Ahead of you lies a three-spoke Nappa-leather-trimmed flat bottomed multi-function sports steering wheel through which you view a set of classic back-lit dials with three dimensional graduated rings. To your left, the dash is dominated by the huge COMMAND infotainment display screen the controller for which is down near the small but exquisitely-styled DIRECT SELECT gearshift lever. The only change I personally wouldn’t have made is the addition of an electrically-operated parking brake. Still, that has freed up more cabin storage space. Talking of which, the fact that there’s only room for two people in here does at least free up room for a lockable box behind the passenger seat for keeping valuables away from prying eyes.
Larger items of course, will need to go rearwards and if you approach the composite bootlid laden with them, then you’ll be glad of the optional HANDS FREE ACCESS system that’ll raise – and shut – the trunk with just a wave of your foot beneath the bumper, providing the car key’s in your pocket. Once open, the regulatory two golf bags will be no problem.
This is a very special car – and not only because it’s the first large-scale production Mercedes-Benz with an all-aluminium body. Like its predecessors, the SL offers a unique, fascinating and in some ways contradictory interpretation of sportscar motoring. For many though, this will be the perfect way to reward themselves for a lifetime’s endeavour, a car that feels genuinely coupe-like with the roof up and roadster-ready, top-down.

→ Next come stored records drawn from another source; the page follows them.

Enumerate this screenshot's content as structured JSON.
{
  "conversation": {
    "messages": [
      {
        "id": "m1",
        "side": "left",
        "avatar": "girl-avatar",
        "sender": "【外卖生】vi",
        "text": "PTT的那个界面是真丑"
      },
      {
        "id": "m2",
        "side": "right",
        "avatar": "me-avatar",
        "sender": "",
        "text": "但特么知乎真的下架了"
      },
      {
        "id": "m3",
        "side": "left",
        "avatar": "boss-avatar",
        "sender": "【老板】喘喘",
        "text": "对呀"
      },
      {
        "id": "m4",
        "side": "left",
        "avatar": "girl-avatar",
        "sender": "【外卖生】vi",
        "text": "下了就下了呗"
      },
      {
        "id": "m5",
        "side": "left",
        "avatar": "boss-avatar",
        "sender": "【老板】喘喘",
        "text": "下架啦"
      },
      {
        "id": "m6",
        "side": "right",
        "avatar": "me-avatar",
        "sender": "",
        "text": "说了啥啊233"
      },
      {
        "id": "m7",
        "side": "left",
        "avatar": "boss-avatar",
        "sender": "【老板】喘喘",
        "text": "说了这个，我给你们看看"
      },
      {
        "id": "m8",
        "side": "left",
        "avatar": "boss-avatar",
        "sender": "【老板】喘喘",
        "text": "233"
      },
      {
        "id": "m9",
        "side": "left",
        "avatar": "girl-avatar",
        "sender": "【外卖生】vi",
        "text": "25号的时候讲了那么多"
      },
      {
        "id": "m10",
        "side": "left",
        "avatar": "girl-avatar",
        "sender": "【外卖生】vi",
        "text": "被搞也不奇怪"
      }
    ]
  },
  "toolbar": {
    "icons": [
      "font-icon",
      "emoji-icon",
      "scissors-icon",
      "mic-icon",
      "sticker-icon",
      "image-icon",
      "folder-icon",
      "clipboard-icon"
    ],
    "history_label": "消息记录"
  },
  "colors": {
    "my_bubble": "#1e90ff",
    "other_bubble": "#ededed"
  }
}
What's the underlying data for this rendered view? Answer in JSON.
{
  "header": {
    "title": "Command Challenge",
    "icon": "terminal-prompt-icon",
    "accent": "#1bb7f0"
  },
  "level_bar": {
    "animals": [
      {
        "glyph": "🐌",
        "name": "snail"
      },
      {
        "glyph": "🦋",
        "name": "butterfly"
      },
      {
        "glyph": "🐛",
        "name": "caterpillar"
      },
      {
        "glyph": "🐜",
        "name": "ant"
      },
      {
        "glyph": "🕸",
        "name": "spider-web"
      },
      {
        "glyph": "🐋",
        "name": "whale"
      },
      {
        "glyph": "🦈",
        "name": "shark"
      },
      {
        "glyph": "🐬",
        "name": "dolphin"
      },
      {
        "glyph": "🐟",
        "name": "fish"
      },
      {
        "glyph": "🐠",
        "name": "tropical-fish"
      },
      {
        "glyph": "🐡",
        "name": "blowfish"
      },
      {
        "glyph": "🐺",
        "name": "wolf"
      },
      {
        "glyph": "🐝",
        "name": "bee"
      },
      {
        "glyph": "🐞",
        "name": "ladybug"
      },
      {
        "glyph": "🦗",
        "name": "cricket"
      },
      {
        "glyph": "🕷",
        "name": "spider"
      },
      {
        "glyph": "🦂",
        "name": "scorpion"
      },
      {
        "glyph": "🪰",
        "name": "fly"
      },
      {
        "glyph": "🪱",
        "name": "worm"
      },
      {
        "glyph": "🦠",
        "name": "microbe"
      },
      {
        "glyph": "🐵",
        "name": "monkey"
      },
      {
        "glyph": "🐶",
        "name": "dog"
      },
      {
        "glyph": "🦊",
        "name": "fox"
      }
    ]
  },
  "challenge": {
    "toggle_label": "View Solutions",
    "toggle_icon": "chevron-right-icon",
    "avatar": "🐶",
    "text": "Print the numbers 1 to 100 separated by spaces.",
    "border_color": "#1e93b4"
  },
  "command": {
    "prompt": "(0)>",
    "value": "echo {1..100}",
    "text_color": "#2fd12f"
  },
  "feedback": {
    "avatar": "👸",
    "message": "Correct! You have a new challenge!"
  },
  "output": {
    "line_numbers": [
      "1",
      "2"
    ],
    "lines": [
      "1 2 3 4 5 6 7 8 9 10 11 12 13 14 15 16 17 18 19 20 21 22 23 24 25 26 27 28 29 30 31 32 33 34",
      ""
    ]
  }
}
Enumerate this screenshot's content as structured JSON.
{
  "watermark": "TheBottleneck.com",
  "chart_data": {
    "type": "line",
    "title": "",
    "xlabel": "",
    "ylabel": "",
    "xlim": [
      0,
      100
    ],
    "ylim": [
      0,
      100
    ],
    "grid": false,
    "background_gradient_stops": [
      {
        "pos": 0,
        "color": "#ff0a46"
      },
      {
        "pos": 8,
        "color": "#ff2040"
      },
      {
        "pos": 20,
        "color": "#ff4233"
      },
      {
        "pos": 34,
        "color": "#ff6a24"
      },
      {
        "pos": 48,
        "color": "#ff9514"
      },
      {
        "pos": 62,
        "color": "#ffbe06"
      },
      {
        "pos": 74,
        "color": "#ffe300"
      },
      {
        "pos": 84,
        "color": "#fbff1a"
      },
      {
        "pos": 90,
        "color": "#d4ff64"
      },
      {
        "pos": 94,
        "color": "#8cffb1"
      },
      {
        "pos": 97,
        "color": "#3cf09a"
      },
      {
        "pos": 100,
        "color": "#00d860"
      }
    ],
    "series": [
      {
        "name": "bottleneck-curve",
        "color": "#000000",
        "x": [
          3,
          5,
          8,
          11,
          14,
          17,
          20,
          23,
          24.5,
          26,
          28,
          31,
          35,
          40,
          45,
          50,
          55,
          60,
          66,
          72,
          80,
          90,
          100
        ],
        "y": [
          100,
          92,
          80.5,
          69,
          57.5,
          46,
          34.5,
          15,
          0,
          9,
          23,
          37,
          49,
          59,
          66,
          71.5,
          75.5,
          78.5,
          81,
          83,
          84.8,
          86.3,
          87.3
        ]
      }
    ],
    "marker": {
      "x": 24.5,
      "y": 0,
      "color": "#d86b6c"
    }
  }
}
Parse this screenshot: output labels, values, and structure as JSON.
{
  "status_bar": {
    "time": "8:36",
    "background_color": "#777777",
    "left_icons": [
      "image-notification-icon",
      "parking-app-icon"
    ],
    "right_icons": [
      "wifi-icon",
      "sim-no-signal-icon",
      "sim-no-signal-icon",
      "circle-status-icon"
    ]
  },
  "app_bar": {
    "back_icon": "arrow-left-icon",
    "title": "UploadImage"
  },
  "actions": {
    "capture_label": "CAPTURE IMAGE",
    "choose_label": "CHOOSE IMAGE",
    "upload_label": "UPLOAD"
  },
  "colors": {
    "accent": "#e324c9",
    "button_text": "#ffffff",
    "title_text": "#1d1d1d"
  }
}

Nothing else in this segment manages that quite as well. Nothing else can offer the security of a hard-top folding roof and, rather surprisingly, nothing else comparable is either as well equipped or as efficient to run. All compelling reasons to support an expectation that this modern instalment in SL history will be as successful as its predecessors. This is then, an enduring but very modern take on luxury sportscar motoring. And every inch a Mercedes-Benz.